Need some fruits and veggies in your life? Try this salad with grilled chicken to get your vitamins and protein in the same tasty meal. I like to use a 50/50 mix of spring mix and baby spinach. The number of chicken breasts depends on how many people you’re cooking for (if I’m cooking for multiple people, I’ll give each person their own chicken breast and just mix the salad separately). Marinade the chicken in a low sodium salad dressing and grill. While the chicken is on the grill, mix your spring mix and spinach with a handful of chopped walnuts, dried cranberries, chopped apple, and top with feta cheese.
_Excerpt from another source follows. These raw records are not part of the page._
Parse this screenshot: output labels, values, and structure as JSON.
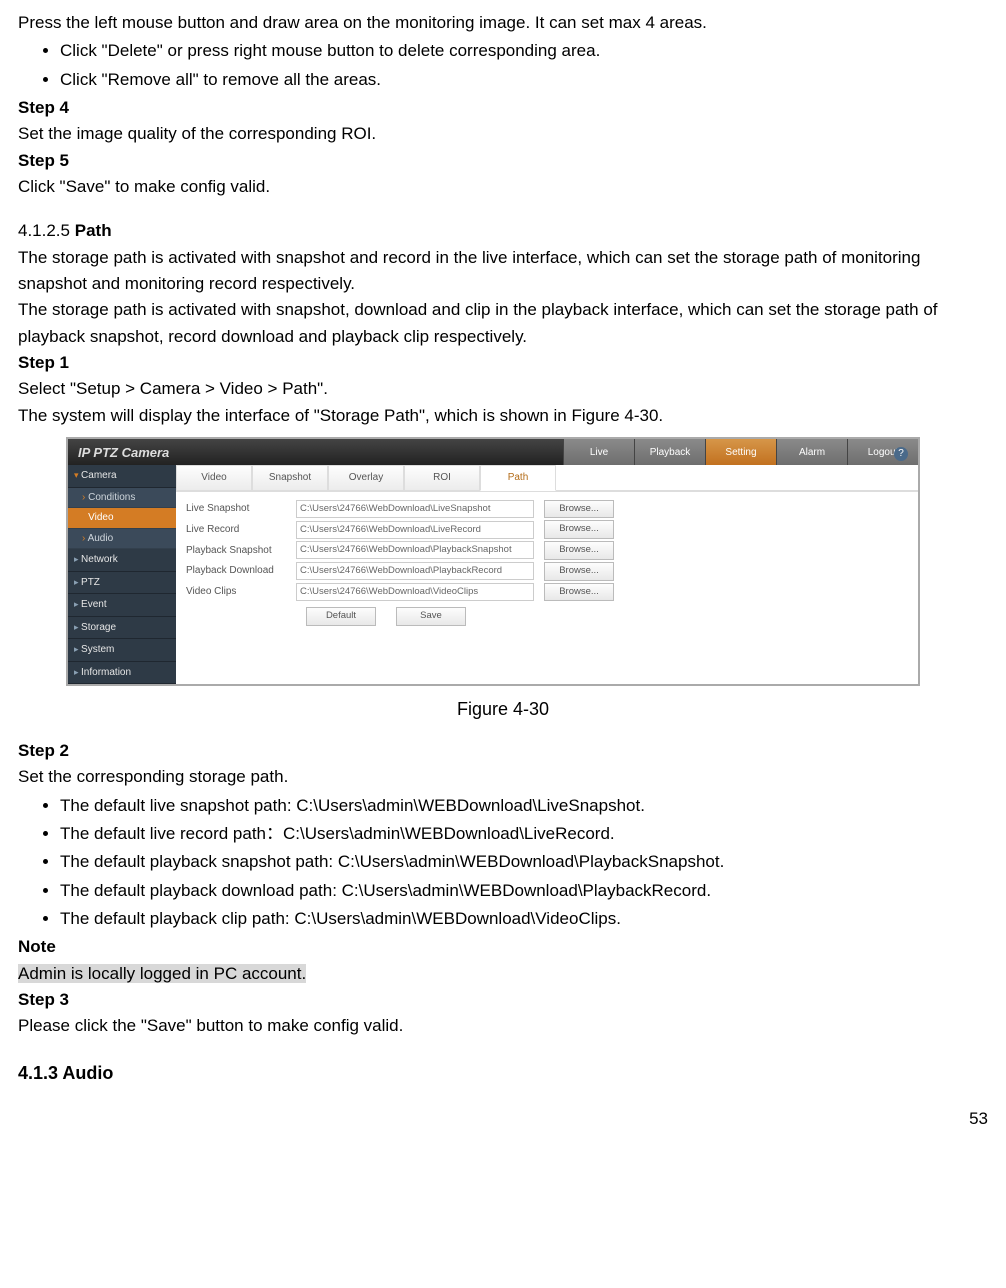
{
  "intro1": "Press the left mouse button and draw area on the monitoring image. It can set max 4 areas.",
  "bul1a": "Click \"Delete\" or press right mouse button to delete corresponding area.",
  "bul1b": "Click \"Remove all\" to remove all the areas.",
  "step4": "Step 4",
  "step4_txt": "Set the image quality of the corresponding ROI.",
  "step5": "Step 5",
  "step5_txt": "Click \"Save\" to make config valid.",
  "sec_num": "4.1.2.5",
  "sec_title": "Path",
  "path_p1": "The storage path is activated with snapshot and record in the live interface, which can set the storage path of monitoring snapshot and monitoring record respectively.",
  "path_p2": "The storage path is activated with snapshot, download and clip in the playback interface, which can set the storage path of playback snapshot, record download and playback clip respectively.",
  "step1": "Step 1",
  "step1_txt": "Select \"Setup > Camera > Video > Path\".",
  "step1_txt2": "The system will display the interface of \"Storage Path\", which is shown in Figure 4-30.",
  "fig": {
    "title": "IP PTZ Camera",
    "nav": {
      "live": "Live",
      "playback": "Playback",
      "setting": "Setting",
      "alarm": "Alarm",
      "logout": "Logout"
    },
    "side": {
      "camera": "Camera",
      "conditions": "Conditions",
      "video": "Video",
      "audio": "Audio",
      "network": "Network",
      "ptz": "PTZ",
      "event": "Event",
      "storage": "Storage",
      "system": "System",
      "information": "Information"
    },
    "tabs": {
      "video": "Video",
      "snapshot": "Snapshot",
      "overlay": "Overlay",
      "roi": "ROI",
      "path": "Path"
    },
    "rows": {
      "r1l": "Live Snapshot",
      "r1v": "C:\\Users\\24766\\WebDownload\\LiveSnapshot",
      "r2l": "Live Record",
      "r2v": "C:\\Users\\24766\\WebDownload\\LiveRecord",
      "r3l": "Playback Snapshot",
      "r3v": "C:\\Users\\24766\\WebDownload\\PlaybackSnapshot",
      "r4l": "Playback Download",
      "r4v": "C:\\Users\\24766\\WebDownload\\PlaybackRecord",
      "r5l": "Video Clips",
      "r5v": "C:\\Users\\24766\\WebDownload\\VideoClips"
    },
    "browse": "Browse...",
    "default_btn": "Default",
    "save_btn": "Save",
    "help": "?"
  },
  "caption": "Figure 4-30",
  "step2": "Step 2",
  "step2_txt": "Set the corresponding storage path.",
  "b1": "The default live snapshot path: C:\\Users\\admin\\WEBDownload\\LiveSnapshot.",
  "b2": "The default live record path：C:\\Users\\admin\\WEBDownload\\LiveRecord.",
  "b3": "The default playback snapshot path: C:\\Users\\admin\\WEBDownload\\PlaybackSnapshot.",
  "b4": "The default playback download path: C:\\Users\\admin\\WEBDownload\\PlaybackRecord.",
  "b5": "The default playback clip path: C:\\Users\\admin\\WEBDownload\\VideoClips.",
  "note": "Note",
  "note_txt": "Admin is locally logged in PC account.",
  "step3": "Step 3",
  "step3_txt": "Please click the \"Save\" button to make config valid.",
  "sec2": "4.1.3  Audio",
  "page": "53"
}
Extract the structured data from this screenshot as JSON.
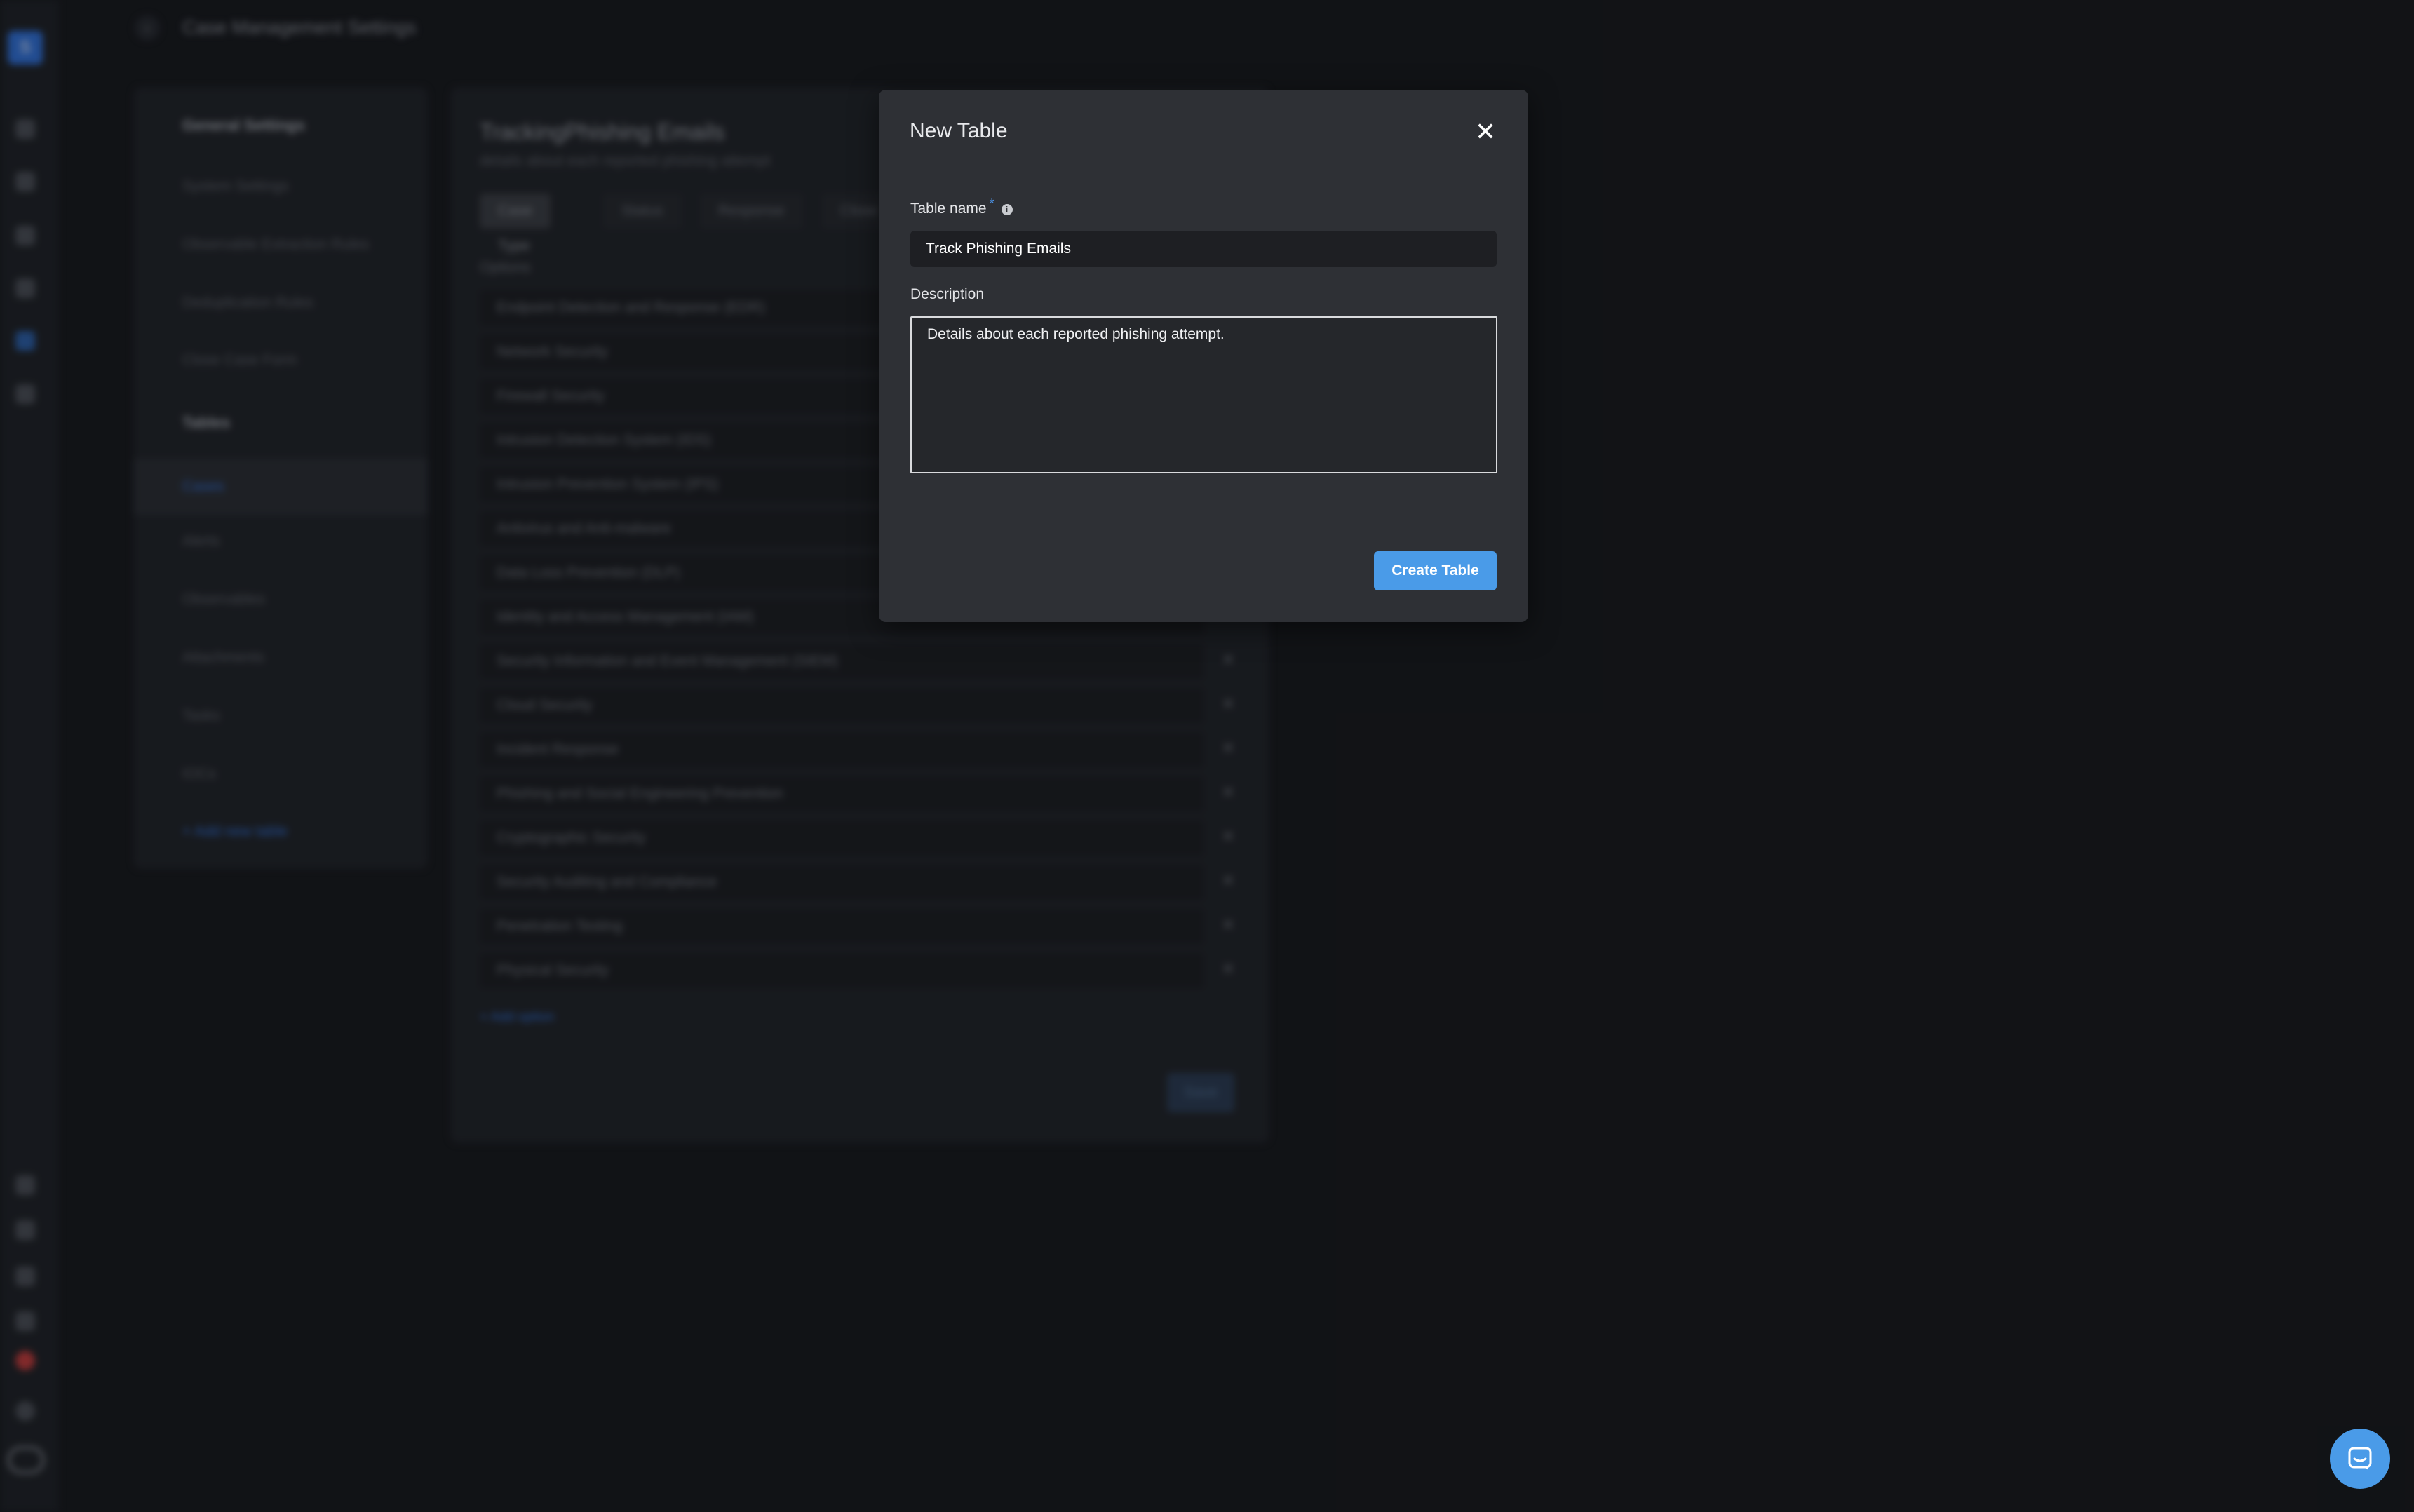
{
  "header": {
    "title": "Case Management Settings"
  },
  "settings_nav": {
    "general_heading": "General Settings",
    "general_items": [
      "System Settings",
      "Observable Extraction Rules",
      "Deduplication Rules",
      "Close Case Form"
    ],
    "tables_heading": "Tables",
    "table_items": [
      "Cases",
      "Alerts",
      "Observables",
      "Attachments",
      "Tasks",
      "IOCs"
    ],
    "add_table": "+ Add new table"
  },
  "panel": {
    "title": "TrackingPhishing Emails",
    "subtitle": "details about each reported phishing attempt",
    "tabs": [
      "Case Type",
      "Status",
      "Response",
      "Close"
    ],
    "options_label": "Options",
    "options": [
      "Endpoint Detection and Response (EDR)",
      "Network Security",
      "Firewall Security",
      "Intrusion Detection System (IDS)",
      "Intrusion Prevention System (IPS)",
      "Antivirus and Anti-malware",
      "Data Loss Prevention (DLP)",
      "Identity and Access Management (IAM)",
      "Security Information and Event Management (SIEM)",
      "Cloud Security",
      "Incident Response",
      "Phishing and Social Engineering Prevention",
      "Cryptographic Security",
      "Security Auditing and Compliance",
      "Penetration Testing",
      "Physical Security"
    ],
    "remove_glyph": "✕",
    "add_option": "+ Add option",
    "save_label": "Save"
  },
  "modal": {
    "title": "New Table",
    "close_glyph": "✕",
    "table_name_label": "Table name",
    "required_mark": "*",
    "info_glyph": "i",
    "table_name_value": "Track Phishing Emails",
    "description_label": "Description",
    "description_value": "Details about each reported phishing attempt.",
    "create_label": "Create Table"
  },
  "rail": {
    "logo_letter": "S"
  },
  "colors": {
    "accent": "#4a9be8",
    "background": "#16171b",
    "modal": "#2e3035"
  },
  "icons": [
    "back-arrow-icon",
    "close-icon",
    "info-icon",
    "chat-icon"
  ]
}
You can garnish the salad like I did with some whole carrots, or chop and mix them in! It’s that easy. I like to use either Greek or balsamic vinaigrette for a dressing. Toss and top with chicken and you’re done!

This meal is relatively easy to make but takes a little bit of time, around 30 minutes. You can increase or decrease serving size, but the recipe below will make approximately 4 servings. This meal supplies lots of vitamins from the veggies as well as good fiber, and there are plenty of whole grains in the pasta.

-2 Chicken breasts

-2 or 3 cloves of garlic (based on personal preference)

-1 zucchini, sliced and quartered

-2 whole carrots, sliced

-1 green or yellow bell pepper

-1/2 small can black olives

-1 can organic primavera sauce

-Whole grain Farafalle pasta (3/4 is one serving, so based on desired servings, you can make as much or as little pasta as you would like)

Directions:

Cut the chicken breasts into 1″x1″ chunks and sautee in olive oil and Italian seasoning with the garlic (sliced or minced, to preference) in a large saucepan.

Once the chicken is nearly cooked through, add the veggies and cook until tender.

Add pasta sauce and black olives and simmer for 10-15 minutes.

While chicken and sauce is simmering, cook the pasta.

Mix both together or pour sauce over the top of the pasta. You can sprinkle parmesan or romano cheese over the top (in moderation of course!).

Enjoy!

Per reader suggestion, here is your first Meal of the Week brought to you by my Sunday morning breakfast. Obviously, you may not have time to cook something up like this every day (and don’t worry, I’ll get around to some quicker morning meals here soon) but on the days you do, this is a great, high-protein start to your day.

Here’s what you see:

1. Orgain

2. Eggs (2)

3. Toast (1)

4. Low sodium, 1% milk fat Cottage Cheese (1 serving) with strawberries

5. Water (8 oz)

Here’s why you see it:

1. Orgain is an organic protein supplement with zero saturated fat, 10 servings of fruits and veggies, 24 vitamins and minerals, gluten-free, with no artificial sweeteners. Since I’ve been drinking this in the mornings, I haven’t even needed my daily coffee as a pick-me-up! The vitamins in this drink will fuel you all morning long while the protein/carb mix helps build lean muscle.

2. Eggs, of course, are high protein. I will eat mine fried or scrambled, but here is a good tip for cooking eggs: instead of using butter, try an olive oil pan spray.

3. Toast gives me some extra carbs to make sure I feel full, plus it’s a great source of whole grains. Look for low sugar fruit preserves or use honey as a topping.

4. Cottage cheese is another great source of protein, and opt for the full fat version if you’re regularly training/working out (I get 4% milk fat)! I mixed strawberries in with mine to get another serving of fruit for the day.

5. Water needs no explanation! Remember, anytime you drink some sort of protein shake,  you should drink at least as much water.

Be on the lookout for more meal ideas each week!